PY - 2014/1/1
Y1 - 2014/1/1
N2 - Phylogenies have emerged as central in evolutionary biology over the past three decades or more, and an extraordinary expansion in the breadth and sophistication of phylogenetic comparative methods has played a large role in this growth. In this chapter, I focus on a somewhat neglected area: The use of graphical methods to simultaneously represent comparative data and trees. As this research area is theoretically very broad, I have concentrated on new methods developed by me, or techniques devised by others and implemented by me as part of my R phylogenetics package, phytools. I describe a variety of methods in this chapter, including approaches that can be used to map reconstructed discrete or continuous character evolution on trees; techniques for projecting phylogenetic trees into morphospace; and methods for visualizing phylogenies in the context of a global or regional geographic map. In this chapter, my intention is not merely to showcase new methods that I have developed. Rather, I have also dedicated considerable attention to detailing the algorithms and computational techniques required for these approaches with the hope that this chapter will become a resource or jumping-off point for researchers interested in building new, more advanced approaches and methods in this area. © Springer-Verlag Berlin Heidelberg 2014.

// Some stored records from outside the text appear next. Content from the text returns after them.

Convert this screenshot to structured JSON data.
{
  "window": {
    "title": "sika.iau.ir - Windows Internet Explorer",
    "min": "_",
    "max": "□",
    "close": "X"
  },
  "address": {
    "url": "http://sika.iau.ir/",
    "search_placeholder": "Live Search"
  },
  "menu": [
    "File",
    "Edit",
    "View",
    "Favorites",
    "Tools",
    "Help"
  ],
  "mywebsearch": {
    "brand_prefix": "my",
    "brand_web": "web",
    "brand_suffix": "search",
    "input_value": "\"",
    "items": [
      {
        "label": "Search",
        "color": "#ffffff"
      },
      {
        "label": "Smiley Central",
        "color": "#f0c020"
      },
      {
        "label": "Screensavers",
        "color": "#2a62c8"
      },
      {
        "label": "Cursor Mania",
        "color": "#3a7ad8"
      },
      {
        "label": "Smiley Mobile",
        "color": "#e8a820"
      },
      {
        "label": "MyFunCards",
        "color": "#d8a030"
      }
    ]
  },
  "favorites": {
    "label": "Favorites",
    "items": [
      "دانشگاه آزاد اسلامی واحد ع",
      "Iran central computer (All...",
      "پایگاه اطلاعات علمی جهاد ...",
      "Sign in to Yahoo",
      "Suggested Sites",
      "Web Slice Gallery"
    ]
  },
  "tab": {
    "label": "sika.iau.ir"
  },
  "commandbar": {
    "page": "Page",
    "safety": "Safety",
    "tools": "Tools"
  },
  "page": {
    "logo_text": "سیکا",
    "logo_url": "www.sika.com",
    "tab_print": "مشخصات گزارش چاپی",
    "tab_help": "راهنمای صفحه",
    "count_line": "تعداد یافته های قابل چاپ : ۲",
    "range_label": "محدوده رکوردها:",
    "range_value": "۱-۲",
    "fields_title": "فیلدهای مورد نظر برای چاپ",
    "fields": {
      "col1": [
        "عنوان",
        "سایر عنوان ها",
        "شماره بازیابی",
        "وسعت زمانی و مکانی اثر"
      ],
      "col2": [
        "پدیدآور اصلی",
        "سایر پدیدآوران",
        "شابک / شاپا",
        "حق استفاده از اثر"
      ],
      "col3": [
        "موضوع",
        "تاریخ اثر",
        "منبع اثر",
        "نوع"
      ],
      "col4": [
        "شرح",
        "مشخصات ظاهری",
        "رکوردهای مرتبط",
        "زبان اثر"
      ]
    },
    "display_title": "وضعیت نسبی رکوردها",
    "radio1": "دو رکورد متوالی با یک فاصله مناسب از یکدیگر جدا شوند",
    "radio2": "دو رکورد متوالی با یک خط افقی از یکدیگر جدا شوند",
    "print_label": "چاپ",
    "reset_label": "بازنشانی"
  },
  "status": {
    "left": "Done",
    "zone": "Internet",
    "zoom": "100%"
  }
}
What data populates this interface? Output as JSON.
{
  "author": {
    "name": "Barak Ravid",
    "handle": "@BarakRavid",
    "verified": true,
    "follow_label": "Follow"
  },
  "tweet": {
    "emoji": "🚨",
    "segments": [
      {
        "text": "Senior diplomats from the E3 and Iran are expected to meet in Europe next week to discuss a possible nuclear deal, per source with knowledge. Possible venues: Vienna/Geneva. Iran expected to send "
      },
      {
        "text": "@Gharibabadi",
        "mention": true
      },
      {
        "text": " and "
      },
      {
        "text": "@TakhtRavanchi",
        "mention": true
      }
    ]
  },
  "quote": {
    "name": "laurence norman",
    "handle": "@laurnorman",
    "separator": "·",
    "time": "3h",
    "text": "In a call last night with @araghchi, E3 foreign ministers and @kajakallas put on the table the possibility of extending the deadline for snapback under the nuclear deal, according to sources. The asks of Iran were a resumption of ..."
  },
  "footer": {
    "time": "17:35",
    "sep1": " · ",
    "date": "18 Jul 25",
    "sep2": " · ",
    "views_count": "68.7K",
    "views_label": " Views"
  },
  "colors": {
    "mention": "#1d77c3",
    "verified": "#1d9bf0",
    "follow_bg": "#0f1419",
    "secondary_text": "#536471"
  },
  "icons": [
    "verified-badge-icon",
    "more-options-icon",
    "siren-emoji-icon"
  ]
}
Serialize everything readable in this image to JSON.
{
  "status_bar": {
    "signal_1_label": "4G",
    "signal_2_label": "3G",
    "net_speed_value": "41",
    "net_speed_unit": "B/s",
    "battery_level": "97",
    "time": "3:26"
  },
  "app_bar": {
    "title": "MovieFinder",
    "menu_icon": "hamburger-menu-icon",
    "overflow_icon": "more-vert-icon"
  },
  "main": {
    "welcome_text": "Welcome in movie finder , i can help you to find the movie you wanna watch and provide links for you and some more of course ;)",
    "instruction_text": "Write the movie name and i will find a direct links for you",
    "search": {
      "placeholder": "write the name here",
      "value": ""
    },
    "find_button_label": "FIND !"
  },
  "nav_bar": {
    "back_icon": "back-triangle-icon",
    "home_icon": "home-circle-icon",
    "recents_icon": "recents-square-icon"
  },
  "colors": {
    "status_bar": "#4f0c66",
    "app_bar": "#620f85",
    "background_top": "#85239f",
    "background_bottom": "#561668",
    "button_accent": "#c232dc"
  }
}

AB - Phylogenies have emerged as central in evolutionary biology over the past three decades or more, and an extraordinary expansion in the breadth and sophistication of phylogenetic comparative methods has played a large role in this growth. In this chapter, I focus on a somewhat neglected area: The use of graphical methods to simultaneously represent comparative data and trees. As this research area is theoretically very broad, I have concentrated on new methods developed by me, or techniques devised by others and implemented by me as part of my R phylogenetics package, phytools. I describe a variety of methods in this chapter, including approaches that can be used to map reconstructed discrete or continuous character evolution on trees; techniques for projecting phylogenetic trees into morphospace; and methods for visualizing phylogenies in the context of a global or regional geographic map. In this chapter, my intention is not merely to showcase new methods that I have developed. Rather, I have also dedicated considerable attention to detailing the algorithms and computational techniques required for these approaches with the hope that this chapter will become a resource or jumping-off point for researchers interested in building new, more advanced approaches and methods in this area. © Springer-Verlag Berlin Heidelberg 2014.
U2 - 10.1007/978-3-662-43550-2_4
DO - 10.1007/978-3-662-43550-2_4
M3 - Chapter
SN - 9783662435502
SP - 77
EP - 103
BT - Modern Phylogenetic Comparative Methods and their Application in Evolutionary Biology
PB - Springer Berlin Heidelberg